Dost hear the bleak winds loudly blow,
Or the hoarse death-boding owl,
Or village mastiff's wakeful howl,
While through thy melancholy room
A dim lamp casts an awful gloom ;
Thou, that on the meadow green,
Or daisied upland art not seen,

But wandering by the dusky nooks,
And the pensive falling brooks,
Or near some rugged, herbless rock,
Where no shepherd keeps his flock !
Musing maid, to thee I come,
Hating the tradeful city's hum ;
O let me calmly dwell with thee;
From noisy mirth and business free,
With meditation seek the skies,
This folly-fetter'd world despise !

TO A FOUNTAIN. IMITATED FROM HORACE, ODE XIII. BOOK III. Ye waves, that gushing fall with purest stream, Blandusian Fount! to whom the products sweet

Of richest wines belong,

And fairest flowers of Spring;
To thee, a chosen victim will I slay,
A kid, who glowing in lascivious youth

Just blooms with budding horn,

And with vain thought elate
Yet destines future war: but ah! too soon
His reeking blood with crimson shall enrich

Thy pure translucent flood,

And tinge thy crystal clear.
Thy sweet recess the sun in niid-day hour
Can ne'er invade, thy streams the labourd ox

Refresh with cooling draught,

And glad the wandering herds.
Thy name shall shine with endless honours grac'd,
While on my shell I sing the nodding oak,

That o'er thy cavern deep
Waves his embowering head.

ON READING

MR. WEST'S TRANSLATION OF PINDAR.

I. 1. ALBION exult! thy sons a voice divine have heard,

The Man of Thebes hath in thy vales appear'd;
Hark! with fresh rage and undiminish'd fire,
The sweet enthusiast smites the British lyre';
The sounds that echoed on Alpheus' streams,
Reach the delighted ear of listening Thames :

Lo! swift across the dusty plain
Great Theron's foaming coursers strain!

What inortal tongue e'er rollid along
Such full impetuous tides of nervous song?

I. 2.
The fearful, frigid lays of cold and creeping Art,

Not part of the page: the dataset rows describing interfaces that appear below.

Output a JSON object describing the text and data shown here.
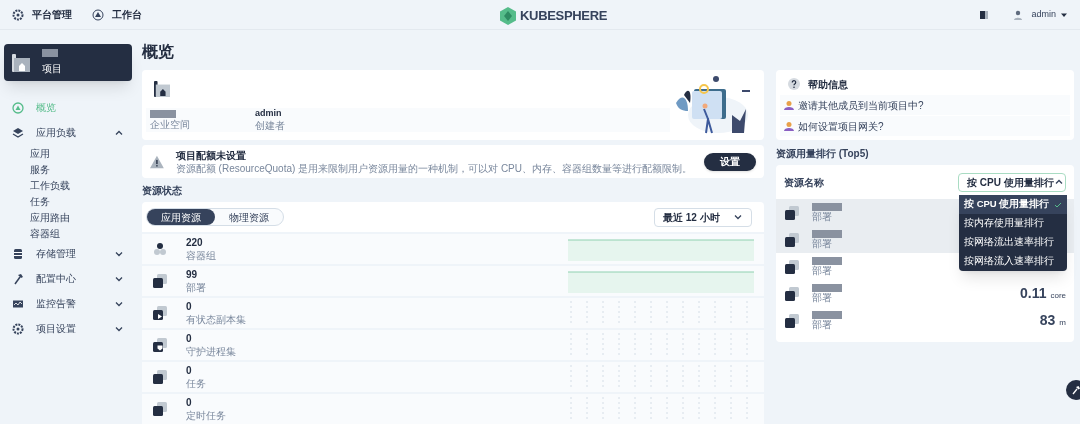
{
  "top_nav": {
    "items": [
      {
        "label": "平台管理",
        "kind": "gear"
      },
      {
        "label": "工作台",
        "kind": "dashboard"
      }
    ],
    "logo": "KUBESPHERE",
    "user": "admin"
  },
  "sidebar": {
    "project_type": "项目",
    "items": [
      {
        "label": "概览",
        "kind": "overview",
        "selected": true
      },
      {
        "label": "应用负载",
        "kind": "layers",
        "selected": false,
        "expanded": true,
        "children": [
          {
            "label": "应用",
            "selected": false
          },
          {
            "label": "服务",
            "selected": false
          },
          {
            "label": "工作负载",
            "selected": false
          },
          {
            "label": "任务",
            "selected": false
          },
          {
            "label": "应用路由",
            "selected": false
          },
          {
            "label": "容器组",
            "selected": false
          }
        ]
      },
      {
        "label": "存储管理",
        "kind": "storage",
        "selected": false,
        "expanded": false
      },
      {
        "label": "配置中心",
        "kind": "hammer",
        "selected": false,
        "expanded": false
      },
      {
        "label": "监控告警",
        "kind": "monitor",
        "selected": false,
        "expanded": false
      },
      {
        "label": "项目设置",
        "kind": "gear",
        "selected": false,
        "expanded": false
      }
    ]
  },
  "page_title": "概览",
  "project": {
    "workspace_label": "企业空间",
    "creator": "admin",
    "creator_label": "创建者"
  },
  "quota_alert": {
    "title": "项目配额未设置",
    "description": "资源配额 (ResourceQuota) 是用来限制用户资源用量的一种机制，可以对 CPU、内存、容器组数量等进行配额限制。",
    "button": "设置"
  },
  "resource_status": {
    "heading": "资源状态",
    "tabs": [
      {
        "label": "应用资源",
        "selected": true
      },
      {
        "label": "物理资源",
        "selected": false
      }
    ],
    "time_range": "最近 12 小时",
    "rows": [
      {
        "count": "220",
        "label": "容器组",
        "kind": "pods",
        "has_usage": true
      },
      {
        "count": "99",
        "label": "部署",
        "kind": "deployment",
        "has_usage": true
      },
      {
        "count": "0",
        "label": "有状态副本集",
        "kind": "statefulset",
        "has_usage": false
      },
      {
        "count": "0",
        "label": "守护进程集",
        "kind": "daemonset",
        "has_usage": false
      },
      {
        "count": "0",
        "label": "任务",
        "kind": "job",
        "has_usage": false
      },
      {
        "count": "0",
        "label": "定时任务",
        "kind": "job",
        "has_usage": false
      }
    ]
  },
  "help": {
    "title": "帮助信息",
    "links": [
      "邀请其他成员到当前项目中?",
      "如何设置项目网关?"
    ]
  },
  "ranking": {
    "heading": "资源用量排行 (Top5)",
    "column": "资源名称",
    "sort_select": "按 CPU 使用量排行",
    "expanded": true,
    "options": [
      {
        "label": "按 CPU 使用量排行",
        "selected": true
      },
      {
        "label": "按内存使用量排行",
        "selected": false
      },
      {
        "label": "按网络流出速率排行",
        "selected": false
      },
      {
        "label": "按网络流入速率排行",
        "selected": false
      }
    ],
    "rows": [
      {
        "type": "部署",
        "highlighted": true
      },
      {
        "type": "部署",
        "highlighted": true
      },
      {
        "type": "部署",
        "highlighted": false
      },
      {
        "type": "部署",
        "highlighted": false,
        "value": "0.11",
        "unit": "core"
      },
      {
        "type": "部署",
        "highlighted": false,
        "value": "83",
        "unit": "m"
      }
    ]
  }
}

Nor touch, nor can transport the’unfeeling heart;
Pindar, our inmost bosom piercing, warms
With glory's love, and eager thirst of arms :
When Freedom speaks in his majestic strain,'
The patriot-passions beat in every vein:

We long to sit with heroes old,
Mid groves of vegetable gold,

Where Cadmus and Achilles dwell?,
And still of daring deeds and dangers tell.

I. 3.
Away, enervate bards, away,
Who spin the courtly, silken lay,

| Gray's Bard. % See 2 Olymp. Ods

« ElőzőTovább »